TASK ITEM: Collect every line of the records below that contains the word "JSON".

[Dataset rows for apps and sites]
::::::::::
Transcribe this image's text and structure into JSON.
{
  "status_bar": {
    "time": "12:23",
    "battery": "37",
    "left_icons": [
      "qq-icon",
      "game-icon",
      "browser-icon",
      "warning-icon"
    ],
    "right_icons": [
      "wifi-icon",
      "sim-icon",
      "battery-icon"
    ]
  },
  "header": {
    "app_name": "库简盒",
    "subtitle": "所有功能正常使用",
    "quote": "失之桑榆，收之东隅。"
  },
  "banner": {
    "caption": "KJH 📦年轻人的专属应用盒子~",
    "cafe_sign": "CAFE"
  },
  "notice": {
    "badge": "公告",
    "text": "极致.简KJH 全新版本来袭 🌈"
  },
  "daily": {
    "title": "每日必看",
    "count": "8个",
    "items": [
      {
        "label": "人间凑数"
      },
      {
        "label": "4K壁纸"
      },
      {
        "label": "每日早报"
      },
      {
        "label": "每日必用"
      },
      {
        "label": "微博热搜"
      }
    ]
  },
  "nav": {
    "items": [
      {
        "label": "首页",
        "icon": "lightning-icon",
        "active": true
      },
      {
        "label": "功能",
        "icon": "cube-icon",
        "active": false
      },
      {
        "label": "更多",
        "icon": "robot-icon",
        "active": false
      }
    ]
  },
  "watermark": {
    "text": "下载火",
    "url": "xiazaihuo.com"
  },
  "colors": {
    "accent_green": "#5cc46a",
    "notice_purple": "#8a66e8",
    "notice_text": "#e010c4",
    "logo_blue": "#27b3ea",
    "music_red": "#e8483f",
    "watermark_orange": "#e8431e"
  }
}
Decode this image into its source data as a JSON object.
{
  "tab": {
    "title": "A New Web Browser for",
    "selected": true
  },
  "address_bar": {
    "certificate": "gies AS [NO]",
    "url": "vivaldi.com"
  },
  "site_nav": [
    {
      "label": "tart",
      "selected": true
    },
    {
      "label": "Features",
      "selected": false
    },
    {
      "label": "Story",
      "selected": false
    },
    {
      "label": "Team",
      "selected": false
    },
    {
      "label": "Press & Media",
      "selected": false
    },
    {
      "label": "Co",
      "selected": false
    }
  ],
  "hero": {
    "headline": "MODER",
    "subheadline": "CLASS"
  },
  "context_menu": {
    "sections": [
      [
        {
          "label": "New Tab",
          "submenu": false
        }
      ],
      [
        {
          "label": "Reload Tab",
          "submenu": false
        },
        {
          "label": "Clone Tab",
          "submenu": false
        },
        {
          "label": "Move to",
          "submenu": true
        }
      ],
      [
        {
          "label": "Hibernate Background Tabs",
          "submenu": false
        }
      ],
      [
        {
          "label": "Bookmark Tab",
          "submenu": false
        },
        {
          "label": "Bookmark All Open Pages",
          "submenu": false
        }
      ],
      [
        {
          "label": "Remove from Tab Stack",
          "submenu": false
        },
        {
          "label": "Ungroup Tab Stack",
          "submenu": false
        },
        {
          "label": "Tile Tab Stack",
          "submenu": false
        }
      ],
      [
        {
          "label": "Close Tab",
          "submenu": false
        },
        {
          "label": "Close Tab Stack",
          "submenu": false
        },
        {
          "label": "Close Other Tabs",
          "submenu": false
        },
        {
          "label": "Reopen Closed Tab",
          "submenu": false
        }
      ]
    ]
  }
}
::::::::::
WRITTEN RESPONSE:
Transcribe this image's text and structure into JSON.
Decode this image into its source data as a JSON object.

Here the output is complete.